<<<<

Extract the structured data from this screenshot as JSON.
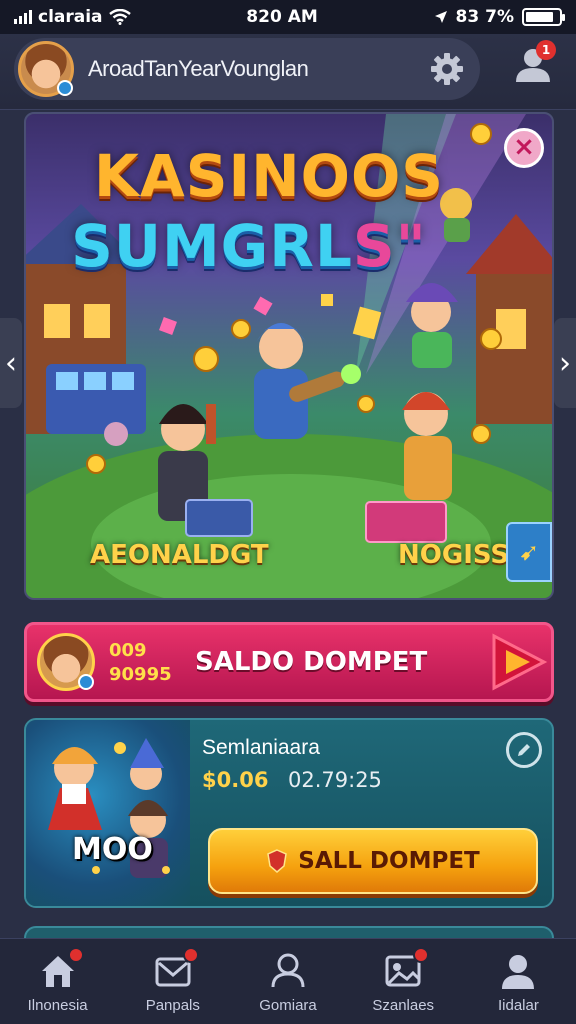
{
  "status_bar": {
    "carrier": "claraia",
    "time": "820 AM",
    "battery_text": "83 7%",
    "battery_level": 0.85
  },
  "header": {
    "profile_name": "AroadTanYearVounglan",
    "notification_count": "1"
  },
  "hero": {
    "title_line1": "KASINOOS",
    "title_line2_main": "SUMGRL",
    "title_line2_accent": "S\"",
    "label_left": "AEONALDGT",
    "label_right": "NOGISS"
  },
  "saldo": {
    "num_line1": "009",
    "num_line2": "90995",
    "label": "SALDO DOMPET"
  },
  "promo": {
    "art_label": "MOO",
    "title": "Semlaniaara",
    "amount": "$0.06",
    "time": "02.79:25",
    "cta_label": "SALL DOMPET"
  },
  "bottom_nav": {
    "items": [
      {
        "label": "Ilnonesia",
        "icon": "home-icon"
      },
      {
        "label": "Panpals",
        "icon": "mail-icon"
      },
      {
        "label": "Gomiara",
        "icon": "person-icon"
      },
      {
        "label": "Szanlaes",
        "icon": "gallery-icon"
      },
      {
        "label": "Iidalar",
        "icon": "profile-icon"
      }
    ]
  },
  "colors": {
    "accent_pink": "#e8326a",
    "accent_gold": "#ffd24a",
    "background": "#2a2f45",
    "card_teal": "#1f6878"
  }
}
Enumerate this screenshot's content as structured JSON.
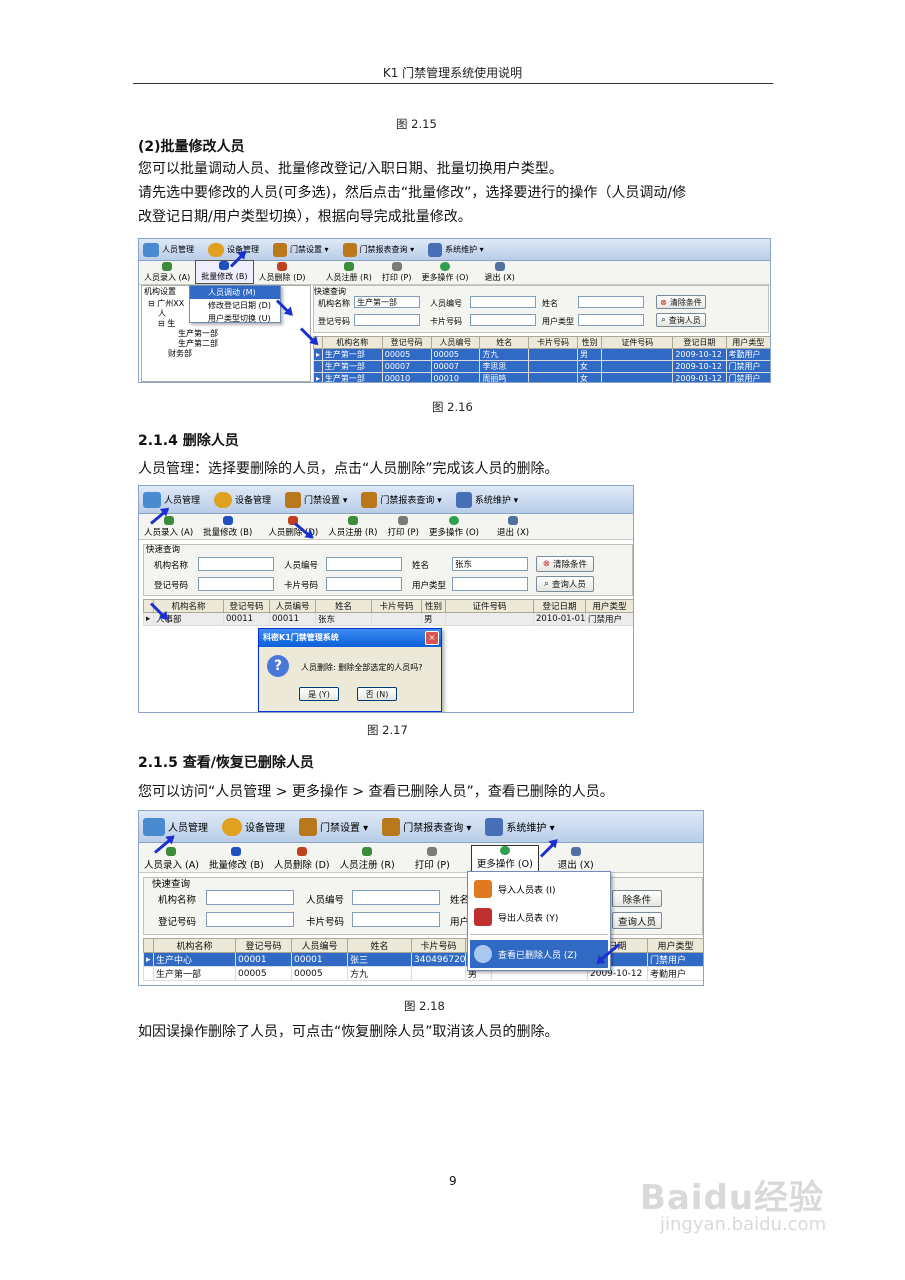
{
  "header": {
    "title": "K1 门禁管理系统使用说明"
  },
  "fig215": {
    "caption": "图 2.15"
  },
  "sec_batch": {
    "title": "(2)批量修改人员",
    "p1": "您可以批量调动人员、批量修改登记/入职日期、批量切换用户类型。",
    "p2a": "请先选中要修改的人员(可多选)，然后点击“批量修改”，选择要进行的操作（人员调动/修",
    "p2b": "改登记日期/用户类型切换），根据向导完成批量修改。"
  },
  "menu": {
    "people": "人员管理",
    "device": "设备管理",
    "door": "门禁设置 ▾",
    "report": "门禁报表查询 ▾",
    "system": "系统维护 ▾"
  },
  "toolbar": {
    "add": "人员录入 (A)",
    "batch": "批量修改 (B)",
    "delete": "人员删除 (D)",
    "cancel": "人员注册 (R)",
    "print": "打印 (P)",
    "more": "更多操作 (O)",
    "exit": "退出 (X)"
  },
  "quick": {
    "legend": "快速查询",
    "org": "机构名称",
    "empno": "人员编号",
    "name": "姓名",
    "regno": "登记号码",
    "cardno": "卡片号码",
    "usertype": "用户类型",
    "clear": "清除条件",
    "query": "查询人员"
  },
  "grid_headers": [
    "机构名称",
    "登记号码",
    "人员编号",
    "姓名",
    "卡片号码",
    "性别",
    "证件号码",
    "登记日期",
    "用户类型"
  ],
  "fig216": {
    "org_label": "机构设置",
    "org_value": "生产第一部",
    "tree": [
      "广州XX",
      "人",
      "生",
      "生产第一部",
      "生产第二部",
      "财务部"
    ],
    "menu_items": [
      "人员调动 (M)",
      "修改登记日期 (D)",
      "用户类型切换 (U)"
    ],
    "rows": [
      [
        "生产第一部",
        "00005",
        "00005",
        "方九",
        "",
        "男",
        "",
        "2009-10-12",
        "考勤用户"
      ],
      [
        "生产第一部",
        "00007",
        "00007",
        "李思思",
        "",
        "女",
        "",
        "2009-10-12",
        "门禁用户"
      ],
      [
        "生产第一部",
        "00010",
        "00010",
        "周丽鸣",
        "",
        "女",
        "",
        "2009-01-12",
        "门禁用户"
      ]
    ],
    "caption": "图 2.16"
  },
  "sec_delete": {
    "title": "2.1.4 删除人员",
    "p1": "人员管理：选择要删除的人员，点击“人员删除”完成该人员的删除。"
  },
  "fig217": {
    "name_value": "张东",
    "row": [
      "人事部",
      "00011",
      "00011",
      "张东",
      "",
      "男",
      "",
      "2010-01-01",
      "门禁用户"
    ],
    "dialog_title": "科密K1门禁管理系统",
    "dialog_msg": "人员删除: 删除全部选定的人员吗?",
    "yes": "是 (Y)",
    "no": "否 (N)",
    "caption": "图 2.17"
  },
  "sec_restore": {
    "title": "2.1.5 查看/恢复已删除人员",
    "p1": "您可以访问“人员管理 > 更多操作 > 查看已删除人员”，查看已删除的人员。",
    "p2": "如因误操作删除了人员，可点击“恢复删除人员”取消该人员的删除。"
  },
  "fig218": {
    "menu_items": [
      "导入人员表 (I)",
      "导出人员表 (Y)",
      "查看已删除人员 (Z)"
    ],
    "clear_partial": "除条件",
    "query_partial": "查询人员",
    "name_partial": "姓名",
    "usertype_partial": "用户",
    "header_partial": [
      "机构名称",
      "登记号码",
      "人员编号",
      "姓名",
      "卡片号码",
      "",
      "",
      "日期",
      "用户类型"
    ],
    "rows": [
      [
        "生产中心",
        "00001",
        "00001",
        "张三",
        "3404967200",
        "",
        "",
        "1-01",
        "门禁用户"
      ],
      [
        "生产第一部",
        "00005",
        "00005",
        "方九",
        "",
        "男",
        "",
        "2009-10-12",
        "考勤用户"
      ]
    ],
    "caption": "图 2.18"
  },
  "page_number": "9",
  "watermark": {
    "logo": "Baidu经验",
    "url": "jingyan.baidu.com"
  }
}
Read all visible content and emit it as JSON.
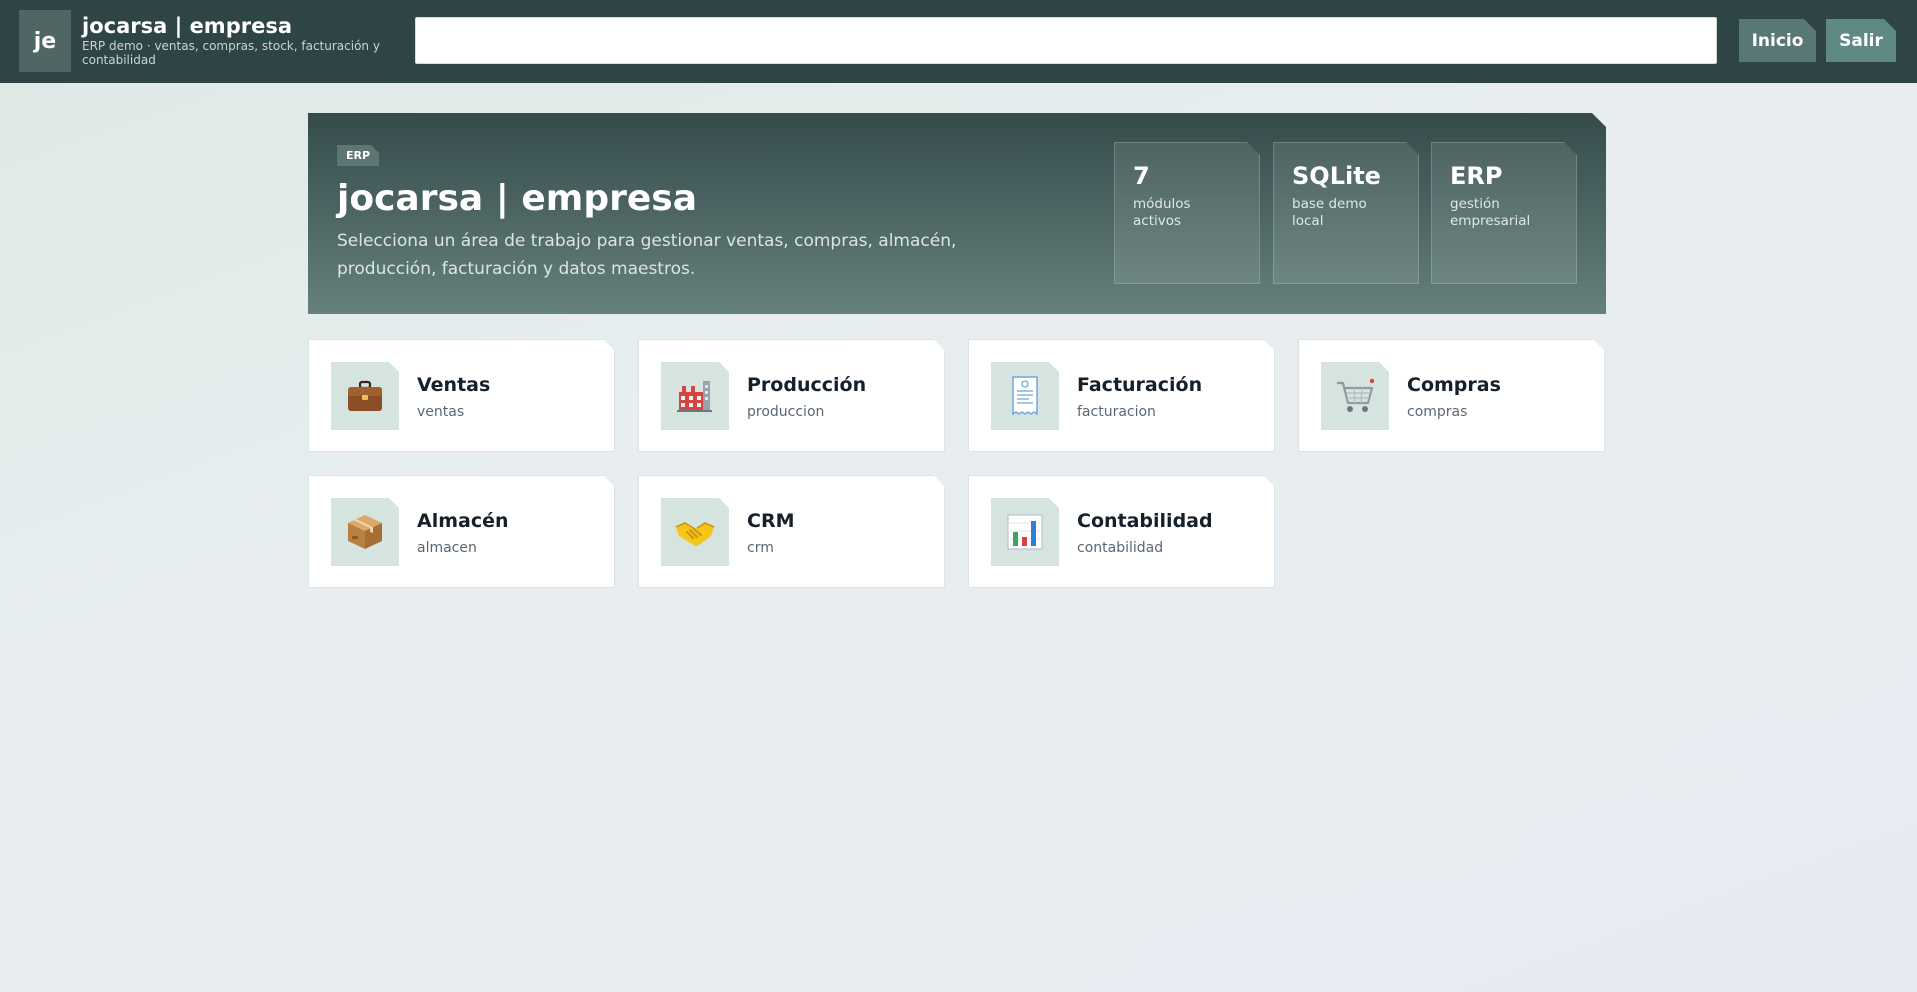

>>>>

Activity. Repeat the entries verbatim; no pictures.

Task response.
Extract the structured data from this screenshot as JSON.
{
  "status_bar": {
    "carrier": "claraia",
    "time": "820 AM",
    "battery_text": "83 7%",
    "battery_level": 0.85
  },
  "header": {
    "profile_name": "AroadTanYearVounglan",
    "notification_count": "1"
  },
  "hero": {
    "title_line1": "KASINOOS",
    "title_line2_main": "SUMGRL",
    "title_line2_accent": "S\"",
    "label_left": "AEONALDGT",
    "label_right": "NOGISS"
  },
  "saldo": {
    "num_line1": "009",
    "num_line2": "90995",
    "label": "SALDO DOMPET"
  },
  "promo": {
    "art_label": "MOO",
    "title": "Semlaniaara",
    "amount": "$0.06",
    "time": "02.79:25",
    "cta_label": "SALL DOMPET"
  },
  "bottom_nav": {
    "items": [
      {
        "label": "Ilnonesia",
        "icon": "home-icon"
      },
      {
        "label": "Panpals",
        "icon": "mail-icon"
      },
      {
        "label": "Gomiara",
        "icon": "person-icon"
      },
      {
        "label": "Szanlaes",
        "icon": "gallery-icon"
      },
      {
        "label": "Iidalar",
        "icon": "profile-icon"
      }
    ]
  },
  "colors": {
    "accent_pink": "#e8326a",
    "accent_gold": "#ffd24a",
    "background": "#2a2f45",
    "card_teal": "#1f6878"
  }
}
Enumerate this screenshot's content as structured JSON.
{
  "header": {
    "title": "K1 门禁管理系统使用说明"
  },
  "fig215": {
    "caption": "图 2.15"
  },
  "sec_batch": {
    "title": "(2)批量修改人员",
    "p1": "您可以批量调动人员、批量修改登记/入职日期、批量切换用户类型。",
    "p2a": "请先选中要修改的人员(可多选)，然后点击“批量修改”，选择要进行的操作（人员调动/修",
    "p2b": "改登记日期/用户类型切换），根据向导完成批量修改。"
  },
  "menu": {
    "people": "人员管理",
    "device": "设备管理",
    "door": "门禁设置 ▾",
    "report": "门禁报表查询 ▾",
    "system": "系统维护 ▾"
  },
  "toolbar": {
    "add": "人员录入 (A)",
    "batch": "批量修改 (B)",
    "delete": "人员删除 (D)",
    "cancel": "人员注册 (R)",
    "print": "打印 (P)",
    "more": "更多操作 (O)",
    "exit": "退出 (X)"
  },
  "quick": {
    "legend": "快速查询",
    "org": "机构名称",
    "empno": "人员编号",
    "name": "姓名",
    "regno": "登记号码",
    "cardno": "卡片号码",
    "usertype": "用户类型",
    "clear": "清除条件",
    "query": "查询人员"
  },
  "grid_headers": [
    "机构名称",
    "登记号码",
    "人员编号",
    "姓名",
    "卡片号码",
    "性别",
    "证件号码",
    "登记日期",
    "用户类型"
  ],
  "fig216": {
    "org_label": "机构设置",
    "org_value": "生产第一部",
    "tree": [
      "广州XX",
      "人",
      "生",
      "生产第一部",
      "生产第二部",
      "财务部"
    ],
    "menu_items": [
      "人员调动 (M)",
      "修改登记日期 (D)",
      "用户类型切换 (U)"
    ],
    "rows": [
      [
        "生产第一部",
        "00005",
        "00005",
        "方九",
        "",
        "男",
        "",
        "2009-10-12",
        "考勤用户"
      ],
      [
        "生产第一部",
        "00007",
        "00007",
        "李思思",
        "",
        "女",
        "",
        "2009-10-12",
        "门禁用户"
      ],
      [
        "生产第一部",
        "00010",
        "00010",
        "周丽鸣",
        "",
        "女",
        "",
        "2009-01-12",
        "门禁用户"
      ]
    ],
    "caption": "图 2.16"
  },
  "sec_delete": {
    "title": "2.1.4 删除人员",
    "p1": "人员管理：选择要删除的人员，点击“人员删除”完成该人员的删除。"
  },
  "fig217": {
    "name_value": "张东",
    "row": [
      "人事部",
      "00011",
      "00011",
      "张东",
      "",
      "男",
      "",
      "2010-01-01",
      "门禁用户"
    ],
    "dialog_title": "科密K1门禁管理系统",
    "dialog_msg": "人员删除: 删除全部选定的人员吗?",
    "yes": "是 (Y)",
    "no": "否 (N)",
    "caption": "图 2.17"
  },
  "sec_restore": {
    "title": "2.1.5 查看/恢复已删除人员",
    "p1": "您可以访问“人员管理 > 更多操作 > 查看已删除人员”，查看已删除的人员。",
    "p2": "如因误操作删除了人员，可点击“恢复删除人员”取消该人员的删除。"
  },
  "fig218": {
    "menu_items": [
      "导入人员表 (I)",
      "导出人员表 (Y)",
      "查看已删除人员 (Z)"
    ],
    "clear_partial": "除条件",
    "query_partial": "查询人员",
    "name_partial": "姓名",
    "usertype_partial": "用户",
    "header_partial": [
      "机构名称",
      "登记号码",
      "人员编号",
      "姓名",
      "卡片号码",
      "",
      "",
      "日期",
      "用户类型"
    ],
    "rows": [
      [
        "生产中心",
        "00001",
        "00001",
        "张三",
        "3404967200",
        "",
        "",
        "1-01",
        "门禁用户"
      ],
      [
        "生产第一部",
        "00005",
        "00005",
        "方九",
        "",
        "男",
        "",
        "2009-10-12",
        "考勤用户"
      ]
    ],
    "caption": "图 2.18"
  },
  "page_number": "9",
  "watermark": {
    "logo": "Baidu经验",
    "url": "jingyan.baidu.com"
  }
}
Read all visible content and emit it as JSON.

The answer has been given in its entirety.